Born in beautiful Lisbon, she had an early appetite for books. She loved taking pictures and, although she preferred the streets to school, it was there that aptitude tests revealed what she already knew at heart - her talent for words, languages, and nomadic lifestyles, highly recommended that she pursued a career in journalism, translation or tourism. And so one day, late last century, she decided to move abroad and do a whole lot of writing in another language. She traded one western tip for another and moved from Lisbon to San Francisco.
There, in the city of fog, she studied Art, Photography and Latin American studies, got interested in a multitude of more subjects, was privileged to live by Ocean Beach and Golden Gate Park, and had a load craze of fun that she can only recollect in hazy fragments.

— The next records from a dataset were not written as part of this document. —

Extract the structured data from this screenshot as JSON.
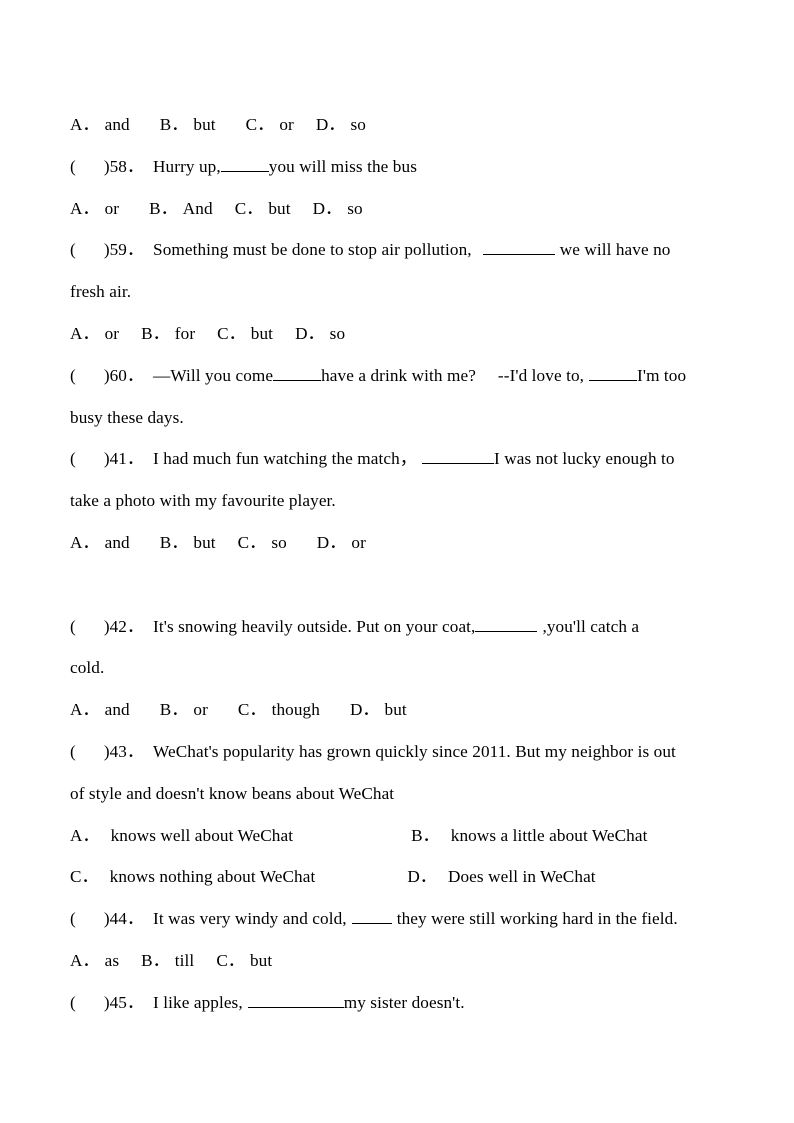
{
  "document": {
    "type": "english-grammar-worksheet",
    "topic": "conjunctions multiple choice",
    "page_background": "#ffffff",
    "text_color": "#000000"
  },
  "lines": {
    "opt_57": {
      "a_label": "A．",
      "a_text": "and",
      "b_label": "B．",
      "b_text": "but",
      "c_label": "C．",
      "c_text": "or",
      "d_label": "D．",
      "d_text": "so"
    },
    "q58": {
      "paren_open": "(",
      "paren_close": ")",
      "number": "58．",
      "text_before": "Hurry up,",
      "text_after": "you will miss the bus"
    },
    "opt_58": {
      "a_label": "A．",
      "a_text": "or",
      "b_label": "B．",
      "b_text": "And",
      "c_label": "C．",
      "c_text": "but",
      "d_label": "D．",
      "d_text": "so"
    },
    "q59": {
      "paren_open": "(",
      "paren_close": ")",
      "number": "59．",
      "text_before": "Something must be done to stop air pollution,",
      "text_after": "we will have no",
      "continuation": "fresh air."
    },
    "opt_59": {
      "a_label": "A．",
      "a_text": "or",
      "b_label": "B．",
      "b_text": "for",
      "c_label": "C．",
      "c_text": "but",
      "d_label": "D．",
      "d_text": "so"
    },
    "q60": {
      "paren_open": "(",
      "paren_close": ")",
      "number": "60．",
      "text_before": "—Will you come",
      "text_mid": "have a drink with me?",
      "text_mid2": "--I'd love to,",
      "text_after": "I'm too",
      "continuation": "busy these days."
    },
    "q41": {
      "paren_open": "(",
      "paren_close": ")",
      "number": "41．",
      "text_before": "I had much fun watching the match，",
      "text_after": "I was not lucky enough to",
      "continuation": "take a photo with my favourite player."
    },
    "opt_41": {
      "a_label": "A．",
      "a_text": "and",
      "b_label": "B．",
      "b_text": "but",
      "c_label": "C．",
      "c_text": "so",
      "d_label": "D．",
      "d_text": "or"
    },
    "q42": {
      "paren_open": "(",
      "paren_close": ")",
      "number": "42．",
      "text_before": "It's snowing heavily outside. Put on your coat,",
      "text_after": ",you'll catch a",
      "continuation": "cold."
    },
    "opt_42": {
      "a_label": "A．",
      "a_text": "and",
      "b_label": "B．",
      "b_text": "or",
      "c_label": "C．",
      "c_text": "though",
      "d_label": "D．",
      "d_text": "but"
    },
    "q43": {
      "paren_open": "(",
      "paren_close": ")",
      "number": "43．",
      "text": "WeChat's popularity has grown quickly since 2011. But my neighbor is out",
      "continuation": "of style and doesn't know beans about WeChat"
    },
    "opt_43": {
      "a_label": "A．",
      "a_text": "knows well about WeChat",
      "b_label": "B．",
      "b_text": "knows a little about WeChat",
      "c_label": "C．",
      "c_text": "knows nothing about WeChat",
      "d_label": "D．",
      "d_text": "Does well in WeChat"
    },
    "q44": {
      "paren_open": "(",
      "paren_close": ")",
      "number": "44．",
      "text_before": "It was very windy and cold,",
      "text_after": "they were still working hard in the field."
    },
    "opt_44": {
      "a_label": "A．",
      "a_text": "as",
      "b_label": "B．",
      "b_text": "till",
      "c_label": "C．",
      "c_text": "but"
    },
    "q45": {
      "paren_open": "(",
      "paren_close": ")",
      "number": "45．",
      "text_before": "I like apples,",
      "text_after": "my sister doesn't."
    }
  }
}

With surprising bravery and self-confidence, she returned to Europe to pursue a master in arts and cultures of the African Diaspora, and accidently ended up a PhD in Art History by the School of Oriental and African Studies in London.
A resident of Brazil since 2008, she spends her days writing, translating and editing extremely relevant content - or so she believes -, and autonomously collaborating with dubious people to make the internet an even more content-crowded space. Addicted to write, write, write, in both English and Portuguese, she joined the blogosphere and began to collaborate with incredible people.
Creator of conTRAmare.net, her goal is to gather inquisitive people and their mind-blowing projects, facilitate networking between them, and produce bilingual publications with their articles.
Spray can in hand, in 2014 she joined the post-doctoral program in contemporary cultures, at the Federal University of Rio de Janeiro, to conduct research on the topic of feminist street arts as a transnational movement.
She's a news junkie who <3s words, pets, flip-flops and talking about herself in the third person.
My Vision for the Future:
My Areas of Expertise:
cultural studies, feminist studies, street art, art history